Show all lines from the data that include the word "about".
** Opening Provided records block **
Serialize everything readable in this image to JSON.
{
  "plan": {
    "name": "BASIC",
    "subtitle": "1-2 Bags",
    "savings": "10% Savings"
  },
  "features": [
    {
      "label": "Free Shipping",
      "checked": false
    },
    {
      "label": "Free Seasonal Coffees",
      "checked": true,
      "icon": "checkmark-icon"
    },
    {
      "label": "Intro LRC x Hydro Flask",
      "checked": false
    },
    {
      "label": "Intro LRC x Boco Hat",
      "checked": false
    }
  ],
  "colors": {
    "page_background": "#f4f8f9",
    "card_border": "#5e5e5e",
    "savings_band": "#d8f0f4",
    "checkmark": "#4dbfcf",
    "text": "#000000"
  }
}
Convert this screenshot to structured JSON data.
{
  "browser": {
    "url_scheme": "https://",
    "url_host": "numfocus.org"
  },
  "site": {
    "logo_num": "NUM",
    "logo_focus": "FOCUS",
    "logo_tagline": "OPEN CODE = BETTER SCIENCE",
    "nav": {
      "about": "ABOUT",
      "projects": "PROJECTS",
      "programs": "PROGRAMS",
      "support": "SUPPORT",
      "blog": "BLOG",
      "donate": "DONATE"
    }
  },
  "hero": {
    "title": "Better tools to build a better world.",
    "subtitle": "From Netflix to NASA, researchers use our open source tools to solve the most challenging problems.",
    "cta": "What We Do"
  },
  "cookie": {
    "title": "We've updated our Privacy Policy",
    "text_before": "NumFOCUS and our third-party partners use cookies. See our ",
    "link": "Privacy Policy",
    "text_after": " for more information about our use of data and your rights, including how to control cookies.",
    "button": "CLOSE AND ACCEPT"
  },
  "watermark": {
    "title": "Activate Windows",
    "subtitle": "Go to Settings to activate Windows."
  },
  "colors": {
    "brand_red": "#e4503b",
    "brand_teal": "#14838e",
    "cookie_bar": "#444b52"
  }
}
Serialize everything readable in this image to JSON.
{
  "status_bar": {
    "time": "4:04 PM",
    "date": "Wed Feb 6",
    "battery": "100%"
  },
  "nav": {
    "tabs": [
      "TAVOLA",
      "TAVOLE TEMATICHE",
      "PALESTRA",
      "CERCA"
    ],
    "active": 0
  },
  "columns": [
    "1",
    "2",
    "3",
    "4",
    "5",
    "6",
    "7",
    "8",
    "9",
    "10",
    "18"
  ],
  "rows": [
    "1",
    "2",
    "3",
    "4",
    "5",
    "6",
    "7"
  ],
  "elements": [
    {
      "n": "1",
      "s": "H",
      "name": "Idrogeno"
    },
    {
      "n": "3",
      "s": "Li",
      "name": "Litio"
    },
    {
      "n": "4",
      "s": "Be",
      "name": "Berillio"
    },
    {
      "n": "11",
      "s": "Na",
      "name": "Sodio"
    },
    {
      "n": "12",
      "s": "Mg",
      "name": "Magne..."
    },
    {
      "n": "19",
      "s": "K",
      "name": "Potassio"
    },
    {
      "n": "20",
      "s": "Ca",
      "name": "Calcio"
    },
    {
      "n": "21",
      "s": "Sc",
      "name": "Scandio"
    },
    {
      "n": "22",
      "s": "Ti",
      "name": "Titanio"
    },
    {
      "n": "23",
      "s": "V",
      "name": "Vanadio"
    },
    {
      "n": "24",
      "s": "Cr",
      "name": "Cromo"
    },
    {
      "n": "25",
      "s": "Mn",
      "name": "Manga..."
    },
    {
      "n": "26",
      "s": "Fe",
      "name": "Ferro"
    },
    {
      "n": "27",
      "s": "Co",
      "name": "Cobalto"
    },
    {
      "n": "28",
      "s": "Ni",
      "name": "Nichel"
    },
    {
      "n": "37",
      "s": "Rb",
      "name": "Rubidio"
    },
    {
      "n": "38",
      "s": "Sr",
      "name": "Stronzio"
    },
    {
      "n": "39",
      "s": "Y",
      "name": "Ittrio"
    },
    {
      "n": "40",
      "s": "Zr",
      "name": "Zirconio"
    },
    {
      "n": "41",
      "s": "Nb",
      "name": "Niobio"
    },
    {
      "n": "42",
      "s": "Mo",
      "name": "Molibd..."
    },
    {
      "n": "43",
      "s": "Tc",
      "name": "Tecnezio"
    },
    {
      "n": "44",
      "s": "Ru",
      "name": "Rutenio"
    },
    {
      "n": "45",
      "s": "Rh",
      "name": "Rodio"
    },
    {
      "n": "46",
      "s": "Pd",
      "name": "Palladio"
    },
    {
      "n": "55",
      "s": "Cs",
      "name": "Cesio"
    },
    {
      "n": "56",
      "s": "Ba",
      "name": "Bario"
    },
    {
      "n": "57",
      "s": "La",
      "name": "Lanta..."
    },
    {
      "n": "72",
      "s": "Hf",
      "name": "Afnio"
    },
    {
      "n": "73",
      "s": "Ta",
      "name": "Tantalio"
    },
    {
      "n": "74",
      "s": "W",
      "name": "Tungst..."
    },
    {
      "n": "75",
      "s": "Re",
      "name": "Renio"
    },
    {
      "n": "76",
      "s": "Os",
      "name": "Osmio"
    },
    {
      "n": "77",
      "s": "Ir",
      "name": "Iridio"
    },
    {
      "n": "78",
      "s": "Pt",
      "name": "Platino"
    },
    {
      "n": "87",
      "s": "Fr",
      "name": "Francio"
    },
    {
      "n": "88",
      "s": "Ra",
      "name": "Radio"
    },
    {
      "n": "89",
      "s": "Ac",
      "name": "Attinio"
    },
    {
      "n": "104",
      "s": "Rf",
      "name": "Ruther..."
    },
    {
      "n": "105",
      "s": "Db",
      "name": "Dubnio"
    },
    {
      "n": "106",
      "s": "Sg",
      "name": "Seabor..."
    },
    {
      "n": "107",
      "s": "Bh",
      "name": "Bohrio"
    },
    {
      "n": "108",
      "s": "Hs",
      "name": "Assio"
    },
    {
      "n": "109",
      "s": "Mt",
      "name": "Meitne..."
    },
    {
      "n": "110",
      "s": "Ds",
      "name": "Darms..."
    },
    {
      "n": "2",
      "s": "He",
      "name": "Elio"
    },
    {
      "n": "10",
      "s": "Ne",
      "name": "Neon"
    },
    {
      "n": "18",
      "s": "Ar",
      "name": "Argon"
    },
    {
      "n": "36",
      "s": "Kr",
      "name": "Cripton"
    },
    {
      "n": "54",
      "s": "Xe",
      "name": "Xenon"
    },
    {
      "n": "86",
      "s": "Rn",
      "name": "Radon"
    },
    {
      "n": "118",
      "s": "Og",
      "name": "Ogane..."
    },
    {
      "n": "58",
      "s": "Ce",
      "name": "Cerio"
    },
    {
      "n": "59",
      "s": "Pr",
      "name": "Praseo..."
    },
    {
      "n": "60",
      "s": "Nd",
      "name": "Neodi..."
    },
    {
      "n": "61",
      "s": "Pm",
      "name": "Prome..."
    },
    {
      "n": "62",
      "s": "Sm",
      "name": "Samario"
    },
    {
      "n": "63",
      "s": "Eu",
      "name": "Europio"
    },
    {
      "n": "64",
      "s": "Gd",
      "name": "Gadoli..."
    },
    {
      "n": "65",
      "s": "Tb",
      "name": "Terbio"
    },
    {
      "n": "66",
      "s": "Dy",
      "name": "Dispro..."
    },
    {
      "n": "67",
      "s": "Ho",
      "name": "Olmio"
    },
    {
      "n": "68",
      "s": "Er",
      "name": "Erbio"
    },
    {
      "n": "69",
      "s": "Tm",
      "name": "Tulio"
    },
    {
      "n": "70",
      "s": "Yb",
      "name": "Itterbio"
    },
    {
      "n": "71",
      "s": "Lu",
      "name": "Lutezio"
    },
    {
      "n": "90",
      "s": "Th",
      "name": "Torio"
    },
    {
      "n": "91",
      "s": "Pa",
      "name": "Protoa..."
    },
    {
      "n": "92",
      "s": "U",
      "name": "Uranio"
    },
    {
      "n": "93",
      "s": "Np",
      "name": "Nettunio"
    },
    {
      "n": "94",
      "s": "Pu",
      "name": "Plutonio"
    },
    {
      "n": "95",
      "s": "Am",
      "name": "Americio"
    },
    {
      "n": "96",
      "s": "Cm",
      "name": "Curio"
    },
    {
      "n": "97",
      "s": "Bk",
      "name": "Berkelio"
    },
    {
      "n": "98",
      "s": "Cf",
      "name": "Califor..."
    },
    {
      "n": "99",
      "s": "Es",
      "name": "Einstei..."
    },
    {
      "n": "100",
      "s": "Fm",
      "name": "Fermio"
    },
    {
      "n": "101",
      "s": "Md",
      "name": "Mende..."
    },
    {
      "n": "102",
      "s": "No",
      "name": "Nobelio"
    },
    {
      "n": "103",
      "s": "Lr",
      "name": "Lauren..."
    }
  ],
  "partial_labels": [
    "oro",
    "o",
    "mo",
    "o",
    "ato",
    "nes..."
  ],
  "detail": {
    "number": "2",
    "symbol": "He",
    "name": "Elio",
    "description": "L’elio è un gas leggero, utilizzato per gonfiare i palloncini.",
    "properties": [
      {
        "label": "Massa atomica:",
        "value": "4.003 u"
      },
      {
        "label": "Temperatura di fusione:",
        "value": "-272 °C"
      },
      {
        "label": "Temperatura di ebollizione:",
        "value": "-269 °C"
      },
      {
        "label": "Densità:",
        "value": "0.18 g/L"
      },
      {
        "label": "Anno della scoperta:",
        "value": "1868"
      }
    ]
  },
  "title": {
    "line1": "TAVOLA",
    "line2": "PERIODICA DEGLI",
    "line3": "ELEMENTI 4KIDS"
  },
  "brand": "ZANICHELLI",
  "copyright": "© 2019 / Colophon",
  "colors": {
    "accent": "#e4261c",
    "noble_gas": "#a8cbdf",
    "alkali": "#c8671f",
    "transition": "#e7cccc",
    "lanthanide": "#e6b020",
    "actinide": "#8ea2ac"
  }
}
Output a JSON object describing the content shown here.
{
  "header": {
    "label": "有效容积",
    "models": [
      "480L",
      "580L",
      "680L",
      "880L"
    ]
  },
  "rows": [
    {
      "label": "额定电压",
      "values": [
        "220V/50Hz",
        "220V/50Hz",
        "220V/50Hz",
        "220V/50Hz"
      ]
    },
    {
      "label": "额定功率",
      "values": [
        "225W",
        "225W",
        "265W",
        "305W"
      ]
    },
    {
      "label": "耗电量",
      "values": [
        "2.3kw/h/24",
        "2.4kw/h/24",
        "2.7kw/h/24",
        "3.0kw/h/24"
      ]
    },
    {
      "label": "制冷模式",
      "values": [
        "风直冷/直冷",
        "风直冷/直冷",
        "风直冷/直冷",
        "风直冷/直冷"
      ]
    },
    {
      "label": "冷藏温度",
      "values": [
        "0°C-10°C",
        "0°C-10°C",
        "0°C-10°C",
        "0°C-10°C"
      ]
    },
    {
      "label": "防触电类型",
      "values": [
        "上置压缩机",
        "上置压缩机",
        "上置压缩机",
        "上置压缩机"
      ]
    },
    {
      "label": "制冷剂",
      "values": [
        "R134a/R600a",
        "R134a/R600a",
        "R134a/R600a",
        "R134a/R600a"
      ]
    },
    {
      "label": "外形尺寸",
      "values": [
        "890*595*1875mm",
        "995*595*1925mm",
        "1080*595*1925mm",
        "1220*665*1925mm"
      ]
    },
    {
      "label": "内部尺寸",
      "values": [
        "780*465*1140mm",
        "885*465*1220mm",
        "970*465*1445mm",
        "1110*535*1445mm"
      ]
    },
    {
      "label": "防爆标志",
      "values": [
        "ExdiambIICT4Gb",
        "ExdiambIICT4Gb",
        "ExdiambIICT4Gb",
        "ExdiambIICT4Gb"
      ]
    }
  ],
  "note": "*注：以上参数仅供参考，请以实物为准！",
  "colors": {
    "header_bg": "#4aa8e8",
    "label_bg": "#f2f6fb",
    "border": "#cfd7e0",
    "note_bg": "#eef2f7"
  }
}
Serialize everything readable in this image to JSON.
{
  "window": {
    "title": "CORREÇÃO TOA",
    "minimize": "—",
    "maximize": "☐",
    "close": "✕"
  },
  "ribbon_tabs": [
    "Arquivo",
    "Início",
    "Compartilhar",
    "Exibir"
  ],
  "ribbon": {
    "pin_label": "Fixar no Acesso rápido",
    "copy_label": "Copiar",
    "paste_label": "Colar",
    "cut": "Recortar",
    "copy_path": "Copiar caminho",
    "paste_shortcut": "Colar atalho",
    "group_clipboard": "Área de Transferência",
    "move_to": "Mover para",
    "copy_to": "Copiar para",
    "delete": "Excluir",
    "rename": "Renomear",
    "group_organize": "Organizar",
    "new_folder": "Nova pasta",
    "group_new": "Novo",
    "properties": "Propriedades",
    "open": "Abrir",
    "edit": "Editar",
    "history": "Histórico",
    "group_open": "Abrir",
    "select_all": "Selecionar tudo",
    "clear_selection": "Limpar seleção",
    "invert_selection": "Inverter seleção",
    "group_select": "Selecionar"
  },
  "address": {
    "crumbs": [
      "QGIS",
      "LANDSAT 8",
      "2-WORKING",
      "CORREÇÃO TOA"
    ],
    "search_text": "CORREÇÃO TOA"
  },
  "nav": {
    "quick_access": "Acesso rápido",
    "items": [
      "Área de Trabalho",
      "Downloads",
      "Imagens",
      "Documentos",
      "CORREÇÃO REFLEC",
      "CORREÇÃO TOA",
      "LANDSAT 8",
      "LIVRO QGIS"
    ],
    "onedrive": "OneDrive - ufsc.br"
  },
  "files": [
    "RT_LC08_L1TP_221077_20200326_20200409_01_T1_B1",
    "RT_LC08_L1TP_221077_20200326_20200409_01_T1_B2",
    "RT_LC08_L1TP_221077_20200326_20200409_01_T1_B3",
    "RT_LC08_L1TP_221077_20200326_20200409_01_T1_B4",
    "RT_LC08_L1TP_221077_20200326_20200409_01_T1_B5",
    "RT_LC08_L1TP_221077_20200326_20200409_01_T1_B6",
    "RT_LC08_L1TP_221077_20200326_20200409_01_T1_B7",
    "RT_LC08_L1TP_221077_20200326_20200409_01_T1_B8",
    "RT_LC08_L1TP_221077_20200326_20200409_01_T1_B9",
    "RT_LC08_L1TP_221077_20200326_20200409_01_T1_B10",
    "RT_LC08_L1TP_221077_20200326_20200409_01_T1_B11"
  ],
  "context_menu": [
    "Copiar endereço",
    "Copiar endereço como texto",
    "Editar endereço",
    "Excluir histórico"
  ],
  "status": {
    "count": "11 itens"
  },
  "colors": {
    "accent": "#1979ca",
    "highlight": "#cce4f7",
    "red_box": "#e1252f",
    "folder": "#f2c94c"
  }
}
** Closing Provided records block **
Exercise response:
      "about": "ABOUT",
    "text_after": " for more information about our use of data and your rights, including how to control cookies.",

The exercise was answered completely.